After drawing, the fibers undergo heat treatment, also known as annealing. This process helps to further align the polyethylene molecules and set the fiber’s final dimensions. The fibers are heated to a specific temperature and then cooled, resulting in a more crystalline structure and increased strength.
6. Twisting and Braiding
The individual Dyneema fibers are then twisted and braided to create yarns, ropes, and other products. This process enhances the material’s abrasion resistance and handling characteristics, making it suitable for a wide range of applications.
In some cases, Dyneema fibers may be coated with a protective layer to enhance their performance in specific applications. For example, a marine-grade coating can be applied to improve the fiber’s resistance to UV radiation and saltwater.
8. Quality Control
Throughout the production process, strict quality control measures are in place to ensure that the final Dyneema product meets the highest standards of performance and reliability.
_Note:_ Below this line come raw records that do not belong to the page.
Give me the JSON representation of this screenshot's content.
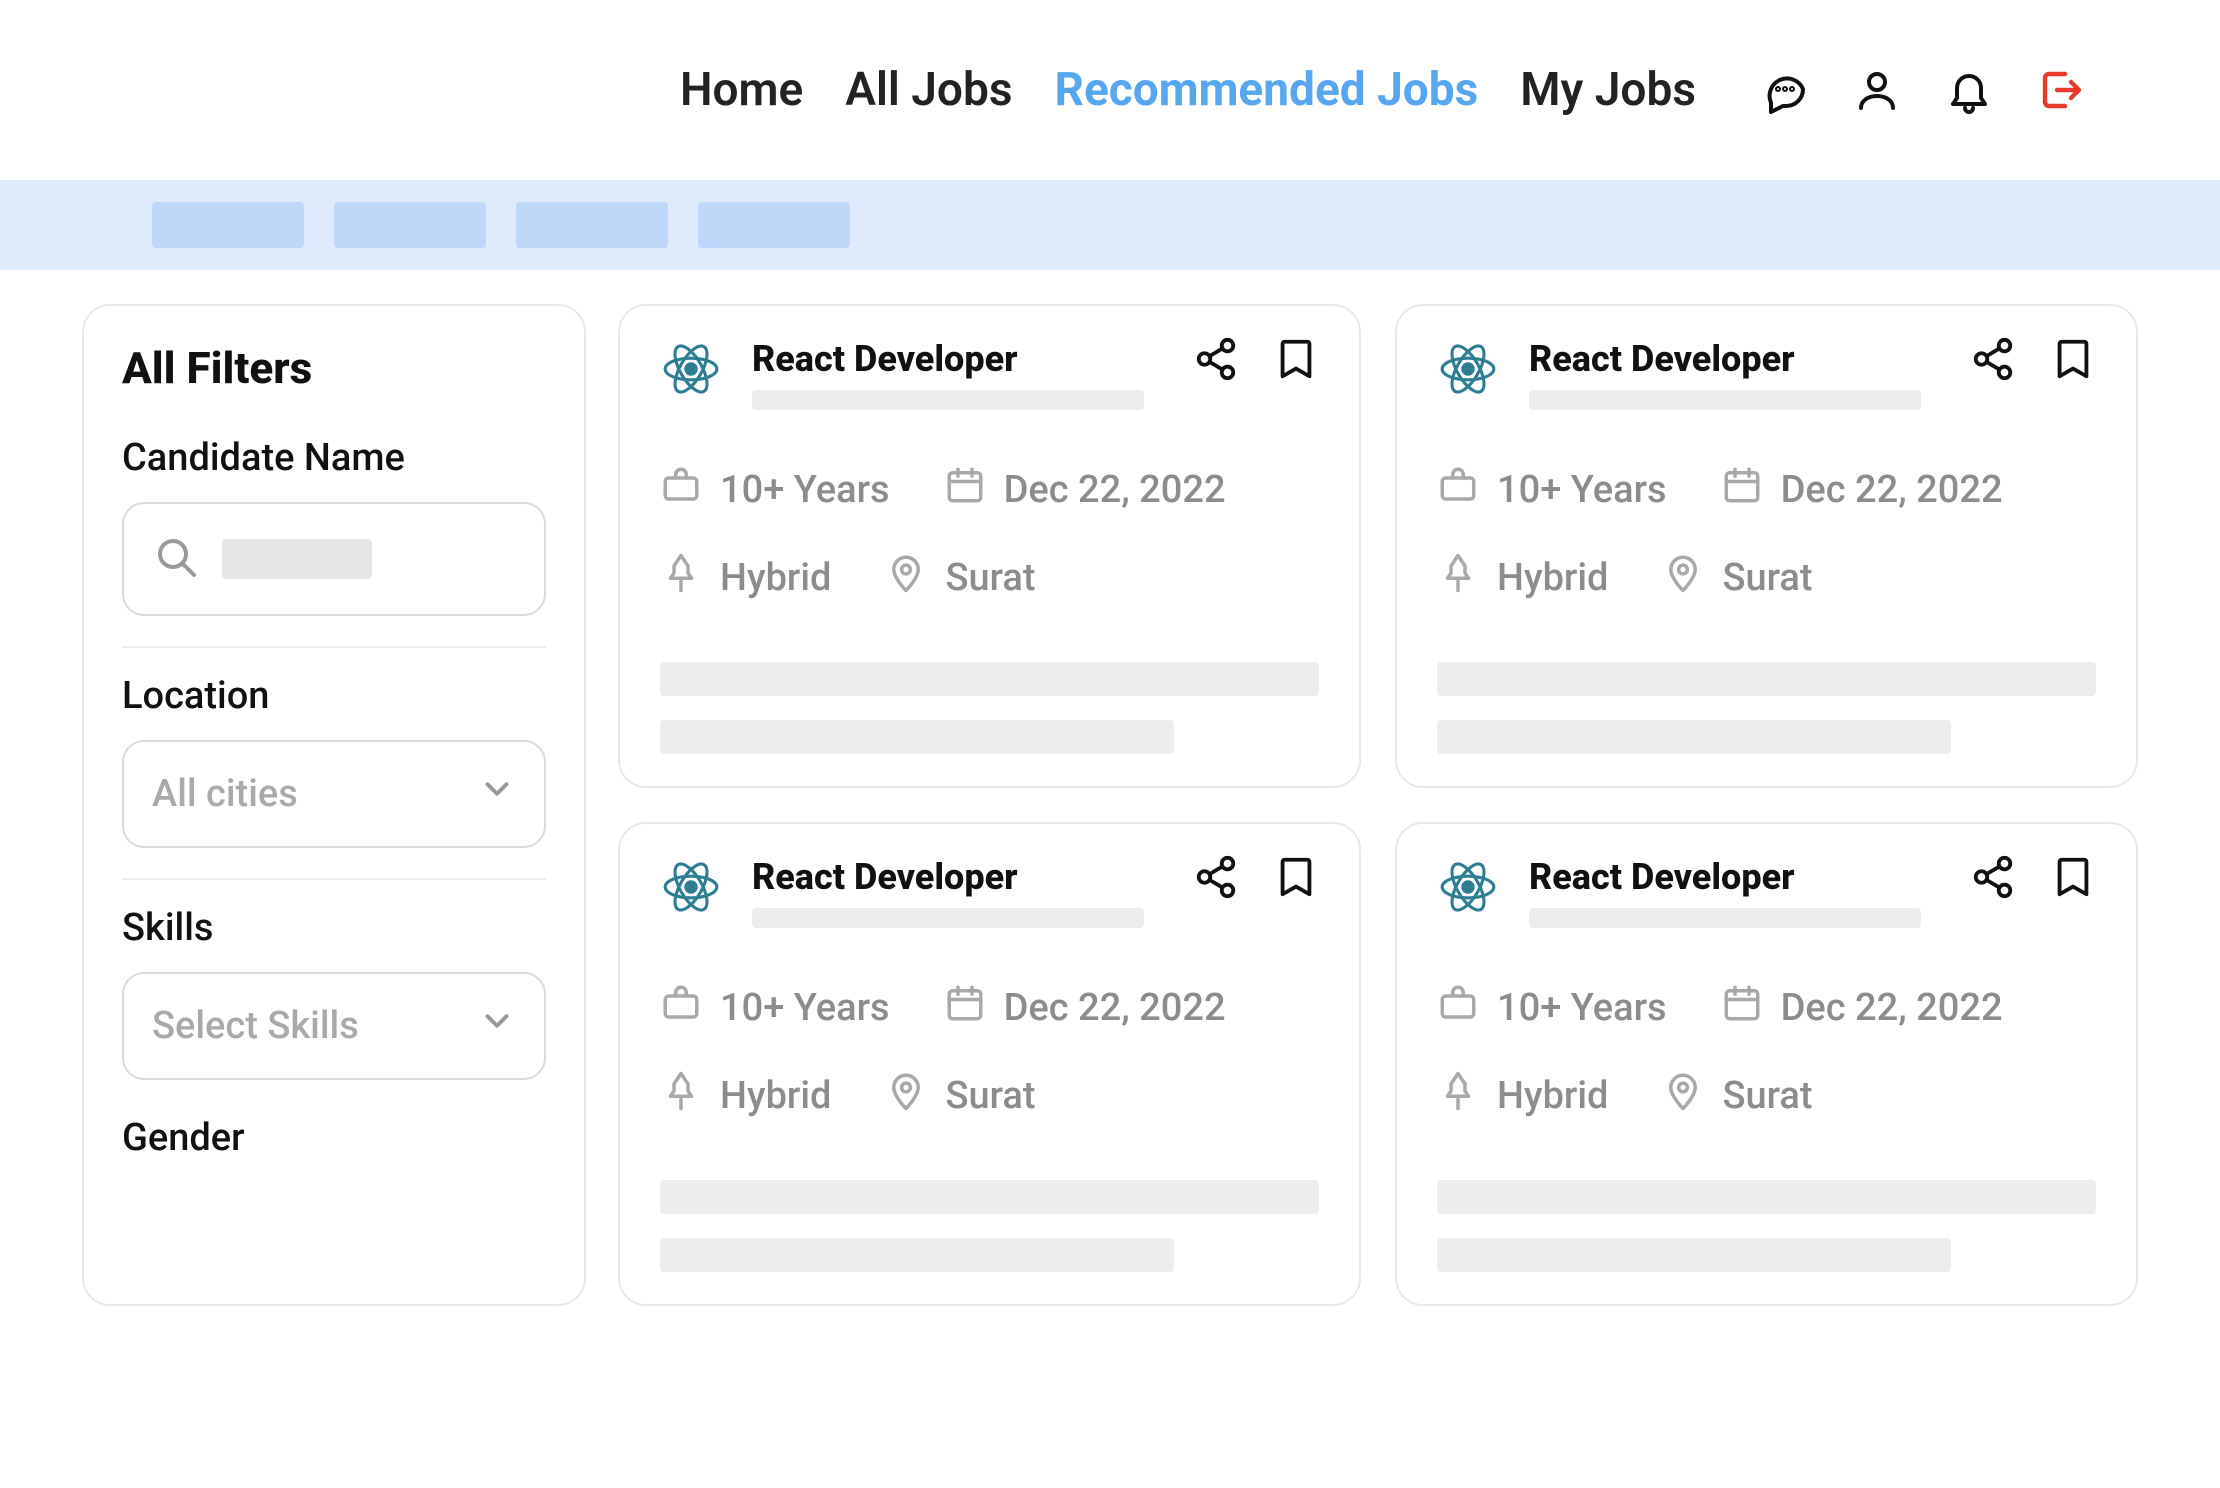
{
  "nav": {
    "links": [
      {
        "label": "Home",
        "active": false
      },
      {
        "label": "All Jobs",
        "active": false
      },
      {
        "label": "Recommended Jobs",
        "active": true
      },
      {
        "label": "My Jobs",
        "active": false
      }
    ]
  },
  "filters": {
    "title": "All Filters",
    "candidate_name": {
      "label": "Candidate Name"
    },
    "location": {
      "label": "Location",
      "placeholder": "All cities"
    },
    "skills": {
      "label": "Skills",
      "placeholder": "Select Skills"
    },
    "gender": {
      "label": "Gender"
    }
  },
  "jobs": [
    {
      "title": "React Developer",
      "experience": "10+ Years",
      "date": "Dec 22, 2022",
      "work_mode": "Hybrid",
      "city": "Surat"
    },
    {
      "title": "React Developer",
      "experience": "10+ Years",
      "date": "Dec 22, 2022",
      "work_mode": "Hybrid",
      "city": "Surat"
    },
    {
      "title": "React Developer",
      "experience": "10+ Years",
      "date": "Dec 22, 2022",
      "work_mode": "Hybrid",
      "city": "Surat"
    },
    {
      "title": "React Developer",
      "experience": "10+ Years",
      "date": "Dec 22, 2022",
      "work_mode": "Hybrid",
      "city": "Surat"
    }
  ]
}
This includes testing for tensile strength, elongation, abrasion resistance, and other properties.
9. End Products
The completed Dyneema fibers can be used in a wide range of applications, from heavy-duty industrial slings to lightweight, high-strength ropes for sailing and outdoor adventure sports. The material’s unique combination of strength, lightweight, and durability make it a popular choice for numerous industries.
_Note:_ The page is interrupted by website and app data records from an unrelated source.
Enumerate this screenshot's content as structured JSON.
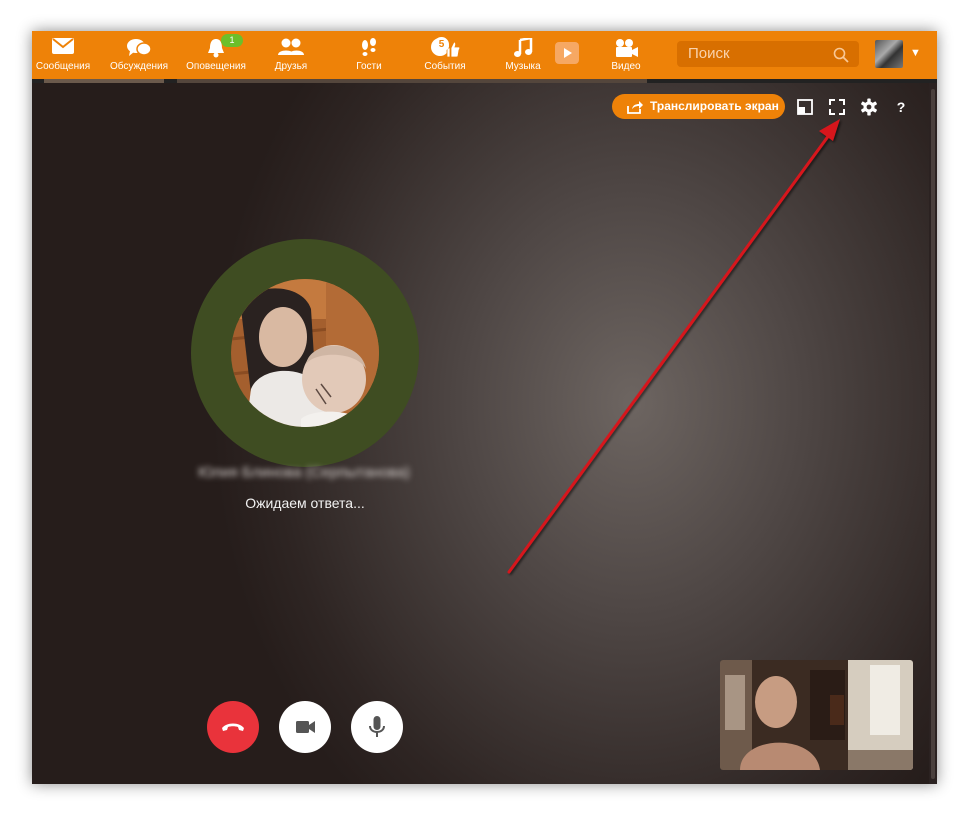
{
  "nav": {
    "items": [
      {
        "label": "Сообщения",
        "icon": "envelope-icon"
      },
      {
        "label": "Обсуждения",
        "icon": "chat-bubbles-icon"
      },
      {
        "label": "Оповещения",
        "icon": "bell-icon",
        "badge": "1"
      },
      {
        "label": "Друзья",
        "icon": "friends-icon"
      },
      {
        "label": "Гости",
        "icon": "footprints-icon"
      },
      {
        "label": "События",
        "icon": "thumbs-up-icon",
        "badge": "5"
      },
      {
        "label": "Музыка",
        "icon": "music-note-icon"
      },
      {
        "label": "Видео",
        "icon": "video-camera-icon"
      }
    ]
  },
  "search": {
    "placeholder": "Поиск"
  },
  "call": {
    "stream_button": "Транслировать экран",
    "caller_name": "Юлия Блинова (Серпытанова)",
    "status": "Ожидаем ответа...",
    "help": "?"
  },
  "colors": {
    "brand_orange": "#ee8208",
    "badge_green": "#6cbf2a",
    "hangup_red": "#e9333b",
    "ring_green": "#3f4d22",
    "annotation_arrow": "#d7161e"
  }
}
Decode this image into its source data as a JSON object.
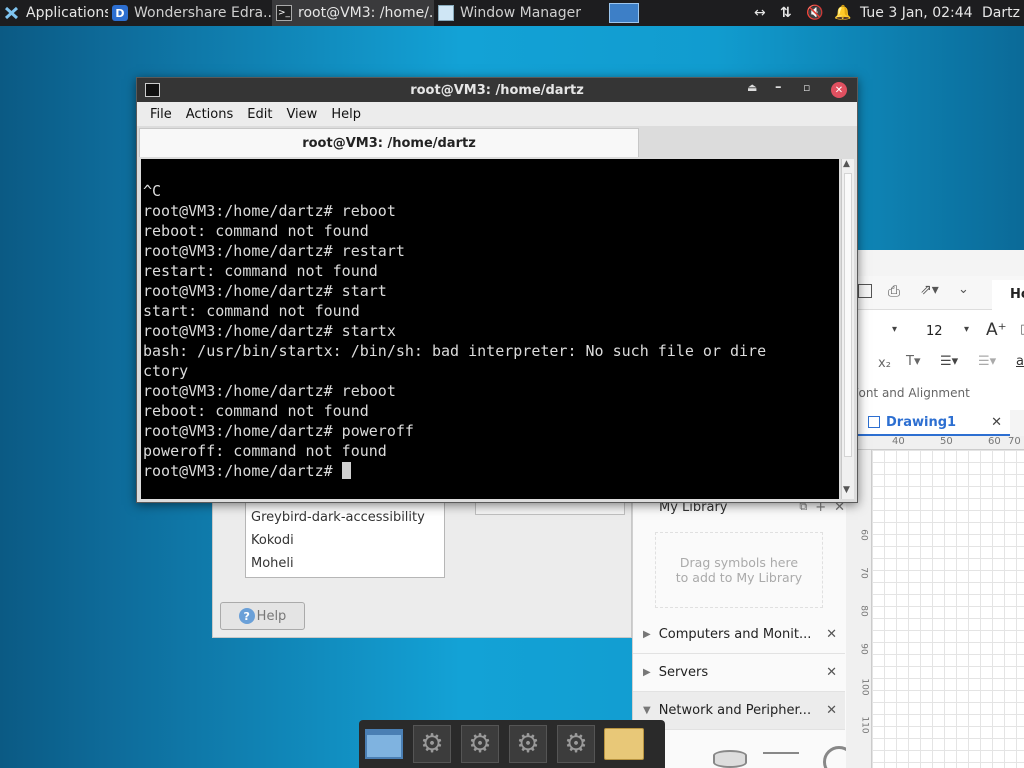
{
  "panel": {
    "applications": "Applications",
    "tasks": [
      {
        "label": "Wondershare Edra..."
      },
      {
        "label": "root@VM3: /home/..."
      },
      {
        "label": "Window Manager"
      }
    ],
    "clock": "Tue  3 Jan, 02:44",
    "user": "Dartz"
  },
  "terminal": {
    "window_title": "root@VM3: /home/dartz",
    "tab_title": "root@VM3: /home/dartz",
    "menu": [
      "File",
      "Actions",
      "Edit",
      "View",
      "Help"
    ],
    "lines": [
      "",
      "^C",
      "root@VM3:/home/dartz# reboot",
      "reboot: command not found",
      "root@VM3:/home/dartz# restart",
      "restart: command not found",
      "root@VM3:/home/dartz# start",
      "start: command not found",
      "root@VM3:/home/dartz# startx",
      "bash: /usr/bin/startx: /bin/sh: bad interpreter: No such file or dire",
      "ctory",
      "root@VM3:/home/dartz# reboot",
      "reboot: command not found",
      "root@VM3:/home/dartz# poweroff",
      "poweroff: command not found"
    ],
    "prompt": "root@VM3:/home/dartz# "
  },
  "appearance": {
    "themes": [
      "Greybird-dark-accessibility",
      "Kokodi",
      "Moheli"
    ],
    "help_label": "Help"
  },
  "edraw": {
    "font_size": "12",
    "font_section": "Font and Alignment",
    "doc_tab": "Drawing1",
    "home_tab": "Ho",
    "ruler_top": [
      "40",
      "50",
      "60",
      "70"
    ],
    "ruler_left": [
      "60",
      "70",
      "80",
      "90",
      "100",
      "110"
    ],
    "my_library": "My Library",
    "drag_hint": "Drag symbols here to add to My Library",
    "categories": [
      "Computers and Monit...",
      "Servers",
      "Network and Peripher..."
    ]
  }
}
In conclusion, Dyneema is made through a complex process involving gel spinning, drawing, heat treatment, and other steps that lead to the creation of this incredibly strong and lightweight material. Here are ten key facts about Dyneema:
1.Dyneemais a high-performance polyethylene fiber.
2. It isup to 15 times stronger than steeland up to 40% stronger than aramid fibers on a weight-for-weight basis.
3. Dyneema is also known asUltra-High Molecular Weight Polyethylene (UHMWPE)orHigh Modulus Polyethylene (HMPE)fiber.
4. The production process begins withUHMWPE powderas the raw material.
5. The powder is dissolved and extruded through a spinneret in a process calledgel spinning.
6. After solvent removal, the fibers aredrawnto align the polyethylene molecules and increase their strength.
7.Heat treatmentfurther aligns the molecules and sets the fiber’s final dimensions.
8. The fibers may becoatedfor specific applications, such as marine environments.
9. Strictquality controlmeasures ensure the highest performance and reliability of the final product.
10. Dyneema fibers are used in a wide range of applications, fromindustrial slingstohigh-strength ropesfor sailing and outdoor adventure sports.
How is dyneema fabric made?
Dyneema fabric is made through a process called gel spinning, in which ultra-high molecular weight polyethylene fibers are spun into a gel and then stretched to create a strong and lightweight material.
Why is Dyneema so expensive?
Dyneema is expensive due to its exceptional strength-to-weight ratio, which is higher than any other synthetic fiber. Its manufacturing process is also complex and requires specialized equipment, making it a premium material.
Is Dyneema stronger than Kevlar?
Yes, Dyneema is stronger than Kevlar.
What is the process of Dyneema?
Dyneema is a high-performance fiber made through a gel-spinning process where ultra-high molecular weight polyethylene is extruded through a spinneret at a high temperature and pressure, then cooled and stretched to align the molecular chains, resulting in a strong and lightweight material.
Which is better Dyneema or Kevlar?
It depends on the specific application. Dyneema is stronger and lighter than Kevlar, making it ideal for use in applications such as ropes and cables. Kevlar, on the other hand, is more heat-resistant and has better cut and puncture resistance, making it better suited for use in body armor and protective gear. Ultimately, the choice between Dyneema and Kevlar will depend on the specific needs and requirements of the application.
How is dyneema composite fabric made?
Dyneema composite fabric is made by combining ultra-high-molecular-weight polyethylene fibers with a thermoset resin to create a strong and lightweight material. The fibers are woven into a fabric, which is then impregnated with the resin and cured under heat and pressure to create a rigid composite.